"I'm here," He murmured as he carefully padded his way across the room and eased himself down to sit on the edge of the bed. He swept his hand across Santana's cheek, pushing the stray hair off of her face. "I'm right here."

Santana found her words failing as she stared up at him. "What… I don't…"

"I'm sorry," Marcus chuckled sadly. "It was a stupid idea really, but I thought…"

It was then Santana noticed the bag he was carrying, a small striped paper bag that, even with only the light streaming in through her door, she recognised. "You went to Breadsticks?" Pulling herself up into a sitting position she leant over and flicked on her lamp.

"Well, I…" Clearing his throat awkwardly Marcus offered the bag to his daughter. He waited for her to take it before continuing, "When I was speaking to your Mom the other day she mentioned that you were going to dinner with a friend and that Breadsticks was your favourite restaurant. I wanted to swing by and pick you up something, I thought… I mean, I missed dinner but we could still have dessert together."

Peering in the bag Santana frowned. "It took you two hours to get dessert?"

"No. I took me two hours to get dessert, have my car breakdown on me, call the tow company, argue with the tow company and eventually get back here." Shaking his head Marcus added quietly, "I may also have thrown my phone at a tree before realising I should have called to let you know I was going to be late."

"At least I know where I get my temper from," Santana said with a cautious smile.

Marcus sighed as he bowed his head. "I didn't mean to let you down… again. I'm so bad at being a Dad; it's been so long I feel like I've forgotten how." Risking a look at his daughter he bit his lip nervously as he tried to read her expression. It didn't take a genius to work it out and shuffling forward slightly he tentatively reached for his daughters hands, "I'm sorry Santana, I really am, but I'm here now and I'm not going anywhere."

Santana swallowed hard, her eyes boring into her Fathers as she struggled to process the words she was hearing. She had been so sure that he was going to let her down again; that everything he Mom had been trying to persuade her was true, was actually false. But yet, here he was, sitting in front of her, willing to try and be a Father again.
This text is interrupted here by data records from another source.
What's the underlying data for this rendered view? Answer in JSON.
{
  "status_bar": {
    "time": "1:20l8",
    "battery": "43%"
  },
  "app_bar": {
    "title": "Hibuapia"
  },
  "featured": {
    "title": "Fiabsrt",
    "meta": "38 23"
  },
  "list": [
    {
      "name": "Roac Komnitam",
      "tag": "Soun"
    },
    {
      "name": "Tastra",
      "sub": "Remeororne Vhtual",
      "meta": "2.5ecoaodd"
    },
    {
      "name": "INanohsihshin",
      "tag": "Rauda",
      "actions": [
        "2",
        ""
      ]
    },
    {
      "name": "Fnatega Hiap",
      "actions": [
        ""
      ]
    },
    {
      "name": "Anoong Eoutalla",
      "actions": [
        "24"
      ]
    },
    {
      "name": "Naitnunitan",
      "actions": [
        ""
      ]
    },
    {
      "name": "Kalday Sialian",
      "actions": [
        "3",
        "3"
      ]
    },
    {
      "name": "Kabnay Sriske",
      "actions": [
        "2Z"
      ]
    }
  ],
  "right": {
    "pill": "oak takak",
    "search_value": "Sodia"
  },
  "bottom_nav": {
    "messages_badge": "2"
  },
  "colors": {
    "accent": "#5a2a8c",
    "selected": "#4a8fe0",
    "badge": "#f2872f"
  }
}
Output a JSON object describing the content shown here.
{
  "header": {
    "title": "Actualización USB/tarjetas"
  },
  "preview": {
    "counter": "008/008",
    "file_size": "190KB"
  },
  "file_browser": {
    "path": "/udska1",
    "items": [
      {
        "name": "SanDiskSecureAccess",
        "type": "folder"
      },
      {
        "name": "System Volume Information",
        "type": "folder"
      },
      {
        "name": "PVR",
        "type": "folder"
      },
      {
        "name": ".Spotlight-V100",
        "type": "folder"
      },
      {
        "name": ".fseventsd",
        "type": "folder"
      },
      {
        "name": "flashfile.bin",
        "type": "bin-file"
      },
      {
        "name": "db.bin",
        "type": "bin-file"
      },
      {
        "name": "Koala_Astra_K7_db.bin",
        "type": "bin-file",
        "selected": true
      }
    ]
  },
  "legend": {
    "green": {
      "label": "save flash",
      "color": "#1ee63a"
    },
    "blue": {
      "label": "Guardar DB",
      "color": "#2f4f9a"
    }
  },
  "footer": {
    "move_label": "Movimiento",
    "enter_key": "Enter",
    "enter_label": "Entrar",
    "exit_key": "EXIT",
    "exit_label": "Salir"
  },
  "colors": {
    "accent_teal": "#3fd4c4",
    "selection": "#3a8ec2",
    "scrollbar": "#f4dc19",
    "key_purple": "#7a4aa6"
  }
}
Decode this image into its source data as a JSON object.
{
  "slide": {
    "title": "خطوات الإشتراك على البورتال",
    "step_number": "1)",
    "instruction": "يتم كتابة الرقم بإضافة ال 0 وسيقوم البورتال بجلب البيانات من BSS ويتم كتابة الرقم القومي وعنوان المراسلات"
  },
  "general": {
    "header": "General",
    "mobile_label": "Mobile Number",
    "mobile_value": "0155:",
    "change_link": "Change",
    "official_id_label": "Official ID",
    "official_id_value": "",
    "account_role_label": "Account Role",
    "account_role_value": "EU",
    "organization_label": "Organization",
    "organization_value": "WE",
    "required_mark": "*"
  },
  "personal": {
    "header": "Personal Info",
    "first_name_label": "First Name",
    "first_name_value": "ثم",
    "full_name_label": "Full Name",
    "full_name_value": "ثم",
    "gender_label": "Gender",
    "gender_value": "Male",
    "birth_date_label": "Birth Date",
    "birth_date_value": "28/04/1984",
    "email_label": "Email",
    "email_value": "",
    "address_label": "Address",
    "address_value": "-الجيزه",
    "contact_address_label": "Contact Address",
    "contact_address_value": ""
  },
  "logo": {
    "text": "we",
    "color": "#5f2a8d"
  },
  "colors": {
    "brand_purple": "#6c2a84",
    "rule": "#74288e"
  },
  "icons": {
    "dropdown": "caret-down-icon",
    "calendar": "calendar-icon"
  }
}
Suddenly lurching forward Santana wrapped her arms around her Dad, her smile growing as she felt her hug returned, the two of them clinging tightly to each other. "I thought you weren't going to turn up, but you did." Tightening her grip on her Dad she buried her face against his neck, silent tears running down her cheek as she whispered, "You did."